### Task description
Find every line in the records below that holds the word "name", and copy it out.

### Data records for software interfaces
◇ ◇ ◇ ◇

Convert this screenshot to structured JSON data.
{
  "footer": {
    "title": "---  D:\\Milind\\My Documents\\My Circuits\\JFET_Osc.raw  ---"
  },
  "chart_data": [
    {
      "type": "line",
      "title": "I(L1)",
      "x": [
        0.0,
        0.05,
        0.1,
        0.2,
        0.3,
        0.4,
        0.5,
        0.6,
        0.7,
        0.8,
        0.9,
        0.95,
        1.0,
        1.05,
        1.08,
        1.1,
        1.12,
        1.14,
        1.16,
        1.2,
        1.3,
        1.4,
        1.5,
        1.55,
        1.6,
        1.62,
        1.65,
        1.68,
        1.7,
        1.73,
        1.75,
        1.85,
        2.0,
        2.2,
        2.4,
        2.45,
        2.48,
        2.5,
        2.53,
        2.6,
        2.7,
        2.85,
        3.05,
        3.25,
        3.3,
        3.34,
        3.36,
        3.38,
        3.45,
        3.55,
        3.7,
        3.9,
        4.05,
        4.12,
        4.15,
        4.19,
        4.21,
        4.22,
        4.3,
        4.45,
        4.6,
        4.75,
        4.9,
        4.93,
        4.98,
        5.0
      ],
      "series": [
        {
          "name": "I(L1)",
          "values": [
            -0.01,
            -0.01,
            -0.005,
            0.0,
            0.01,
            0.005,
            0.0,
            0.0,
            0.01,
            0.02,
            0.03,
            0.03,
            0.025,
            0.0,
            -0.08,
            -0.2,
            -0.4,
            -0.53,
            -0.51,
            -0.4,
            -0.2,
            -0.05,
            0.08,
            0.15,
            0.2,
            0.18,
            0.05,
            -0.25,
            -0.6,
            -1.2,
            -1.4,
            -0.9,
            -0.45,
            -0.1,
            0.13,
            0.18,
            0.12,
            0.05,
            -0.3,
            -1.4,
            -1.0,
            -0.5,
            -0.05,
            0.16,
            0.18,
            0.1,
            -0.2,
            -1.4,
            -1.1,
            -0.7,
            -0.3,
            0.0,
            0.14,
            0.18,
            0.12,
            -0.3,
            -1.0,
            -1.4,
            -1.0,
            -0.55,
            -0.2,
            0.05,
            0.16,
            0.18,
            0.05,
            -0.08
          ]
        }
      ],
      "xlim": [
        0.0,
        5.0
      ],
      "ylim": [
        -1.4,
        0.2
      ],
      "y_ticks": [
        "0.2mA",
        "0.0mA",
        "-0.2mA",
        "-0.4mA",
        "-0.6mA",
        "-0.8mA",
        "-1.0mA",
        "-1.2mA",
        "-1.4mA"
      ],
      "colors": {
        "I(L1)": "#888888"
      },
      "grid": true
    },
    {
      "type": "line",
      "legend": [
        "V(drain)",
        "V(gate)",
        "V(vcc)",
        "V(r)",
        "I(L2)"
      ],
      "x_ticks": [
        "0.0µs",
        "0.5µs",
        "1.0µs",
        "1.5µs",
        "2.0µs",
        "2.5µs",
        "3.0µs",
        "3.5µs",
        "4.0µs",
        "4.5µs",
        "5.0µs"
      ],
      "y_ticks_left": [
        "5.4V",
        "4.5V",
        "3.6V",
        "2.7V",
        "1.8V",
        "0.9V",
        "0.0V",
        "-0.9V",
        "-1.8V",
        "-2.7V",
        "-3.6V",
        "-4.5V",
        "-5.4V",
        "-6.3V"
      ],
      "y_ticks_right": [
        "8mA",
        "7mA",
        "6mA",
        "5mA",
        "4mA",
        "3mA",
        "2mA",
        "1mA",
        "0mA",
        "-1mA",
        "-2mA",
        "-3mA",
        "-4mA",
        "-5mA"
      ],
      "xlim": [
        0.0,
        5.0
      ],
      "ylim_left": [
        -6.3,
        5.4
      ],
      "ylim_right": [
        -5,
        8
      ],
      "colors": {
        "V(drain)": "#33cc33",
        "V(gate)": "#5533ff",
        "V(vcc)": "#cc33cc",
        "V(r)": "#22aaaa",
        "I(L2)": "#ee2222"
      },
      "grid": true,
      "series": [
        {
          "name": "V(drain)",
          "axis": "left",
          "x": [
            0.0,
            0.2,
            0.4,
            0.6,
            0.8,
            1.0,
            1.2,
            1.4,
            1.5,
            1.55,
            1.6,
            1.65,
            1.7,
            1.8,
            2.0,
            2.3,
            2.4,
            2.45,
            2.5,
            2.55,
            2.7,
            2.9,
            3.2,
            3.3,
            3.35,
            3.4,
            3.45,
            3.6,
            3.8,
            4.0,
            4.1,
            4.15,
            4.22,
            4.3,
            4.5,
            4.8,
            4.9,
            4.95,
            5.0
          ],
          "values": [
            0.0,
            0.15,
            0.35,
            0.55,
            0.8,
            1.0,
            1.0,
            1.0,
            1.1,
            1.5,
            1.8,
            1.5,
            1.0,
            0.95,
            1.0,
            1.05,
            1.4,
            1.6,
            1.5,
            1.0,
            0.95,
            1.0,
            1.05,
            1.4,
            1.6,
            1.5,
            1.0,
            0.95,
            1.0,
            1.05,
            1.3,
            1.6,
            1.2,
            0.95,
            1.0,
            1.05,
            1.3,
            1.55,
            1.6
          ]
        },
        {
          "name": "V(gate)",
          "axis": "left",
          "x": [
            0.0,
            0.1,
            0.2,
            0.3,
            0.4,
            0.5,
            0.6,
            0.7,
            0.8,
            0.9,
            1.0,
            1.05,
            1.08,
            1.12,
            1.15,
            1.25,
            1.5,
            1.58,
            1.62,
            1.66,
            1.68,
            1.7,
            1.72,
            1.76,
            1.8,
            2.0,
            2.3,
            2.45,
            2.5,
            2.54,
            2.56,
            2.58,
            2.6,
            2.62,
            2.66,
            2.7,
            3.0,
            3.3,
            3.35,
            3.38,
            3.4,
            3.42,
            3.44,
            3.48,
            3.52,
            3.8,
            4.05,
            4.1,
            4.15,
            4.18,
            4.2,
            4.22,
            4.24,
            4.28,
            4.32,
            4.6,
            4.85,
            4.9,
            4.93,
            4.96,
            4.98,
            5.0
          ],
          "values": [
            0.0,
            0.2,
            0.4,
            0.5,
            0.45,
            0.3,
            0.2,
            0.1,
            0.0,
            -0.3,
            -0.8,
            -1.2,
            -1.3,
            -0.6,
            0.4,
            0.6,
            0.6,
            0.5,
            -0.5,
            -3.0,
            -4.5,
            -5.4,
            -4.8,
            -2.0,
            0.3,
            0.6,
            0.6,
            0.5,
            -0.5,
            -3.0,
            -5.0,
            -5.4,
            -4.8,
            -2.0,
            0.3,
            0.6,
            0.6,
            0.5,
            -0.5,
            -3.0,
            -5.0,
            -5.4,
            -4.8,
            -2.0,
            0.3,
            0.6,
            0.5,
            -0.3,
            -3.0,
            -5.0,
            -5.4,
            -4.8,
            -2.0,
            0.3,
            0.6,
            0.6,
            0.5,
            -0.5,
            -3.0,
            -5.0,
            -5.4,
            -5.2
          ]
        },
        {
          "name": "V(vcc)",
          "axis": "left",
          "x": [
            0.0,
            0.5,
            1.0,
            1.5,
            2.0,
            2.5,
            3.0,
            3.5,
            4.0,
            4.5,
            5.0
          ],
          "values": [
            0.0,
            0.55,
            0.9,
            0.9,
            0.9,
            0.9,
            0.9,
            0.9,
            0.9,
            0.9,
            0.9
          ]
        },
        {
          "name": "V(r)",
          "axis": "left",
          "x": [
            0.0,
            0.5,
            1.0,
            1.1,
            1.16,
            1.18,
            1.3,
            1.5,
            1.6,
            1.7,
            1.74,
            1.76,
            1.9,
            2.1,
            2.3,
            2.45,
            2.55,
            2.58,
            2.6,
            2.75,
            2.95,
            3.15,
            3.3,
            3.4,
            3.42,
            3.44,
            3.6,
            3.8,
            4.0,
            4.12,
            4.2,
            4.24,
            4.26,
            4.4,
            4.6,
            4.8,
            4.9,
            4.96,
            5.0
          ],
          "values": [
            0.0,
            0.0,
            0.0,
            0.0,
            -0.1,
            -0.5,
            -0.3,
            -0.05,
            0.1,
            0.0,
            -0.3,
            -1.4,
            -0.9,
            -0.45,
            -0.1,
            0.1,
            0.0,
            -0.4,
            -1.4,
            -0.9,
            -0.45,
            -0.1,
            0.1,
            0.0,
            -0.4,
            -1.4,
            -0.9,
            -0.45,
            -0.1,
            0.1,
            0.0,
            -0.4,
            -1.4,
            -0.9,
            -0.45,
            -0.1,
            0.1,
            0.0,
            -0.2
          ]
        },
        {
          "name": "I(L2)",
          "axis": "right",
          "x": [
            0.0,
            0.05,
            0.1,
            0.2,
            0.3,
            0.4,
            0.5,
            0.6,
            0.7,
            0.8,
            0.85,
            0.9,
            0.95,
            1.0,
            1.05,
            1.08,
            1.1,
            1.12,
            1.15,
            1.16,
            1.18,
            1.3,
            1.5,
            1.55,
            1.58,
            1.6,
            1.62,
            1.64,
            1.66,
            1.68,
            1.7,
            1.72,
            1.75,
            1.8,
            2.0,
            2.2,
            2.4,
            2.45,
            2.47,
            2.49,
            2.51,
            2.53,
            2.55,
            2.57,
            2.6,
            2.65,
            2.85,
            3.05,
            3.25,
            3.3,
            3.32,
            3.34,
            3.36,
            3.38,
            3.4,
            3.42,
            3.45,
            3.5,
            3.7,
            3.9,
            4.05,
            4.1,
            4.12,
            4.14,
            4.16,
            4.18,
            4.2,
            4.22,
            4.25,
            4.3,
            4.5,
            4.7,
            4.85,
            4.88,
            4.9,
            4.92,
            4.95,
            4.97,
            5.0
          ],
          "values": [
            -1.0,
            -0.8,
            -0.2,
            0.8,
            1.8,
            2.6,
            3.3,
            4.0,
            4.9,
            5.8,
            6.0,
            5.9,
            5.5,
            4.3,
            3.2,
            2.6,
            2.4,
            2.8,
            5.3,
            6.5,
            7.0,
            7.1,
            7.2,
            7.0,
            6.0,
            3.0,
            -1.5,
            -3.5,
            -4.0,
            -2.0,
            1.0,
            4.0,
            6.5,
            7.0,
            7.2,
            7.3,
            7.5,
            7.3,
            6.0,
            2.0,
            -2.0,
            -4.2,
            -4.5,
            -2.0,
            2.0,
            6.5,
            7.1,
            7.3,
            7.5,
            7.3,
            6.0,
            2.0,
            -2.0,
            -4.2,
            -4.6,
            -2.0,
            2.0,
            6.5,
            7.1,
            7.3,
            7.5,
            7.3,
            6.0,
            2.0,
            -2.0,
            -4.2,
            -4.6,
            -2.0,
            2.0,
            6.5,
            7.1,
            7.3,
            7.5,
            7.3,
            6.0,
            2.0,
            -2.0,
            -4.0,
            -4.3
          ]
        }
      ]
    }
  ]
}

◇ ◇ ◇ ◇

### Your solution
          "name": "I(L1)",
          "name": "V(drain)",
          "name": "V(gate)",
          "name": "V(vcc)",
          "name": "V(r)",
          "name": "I(L2)",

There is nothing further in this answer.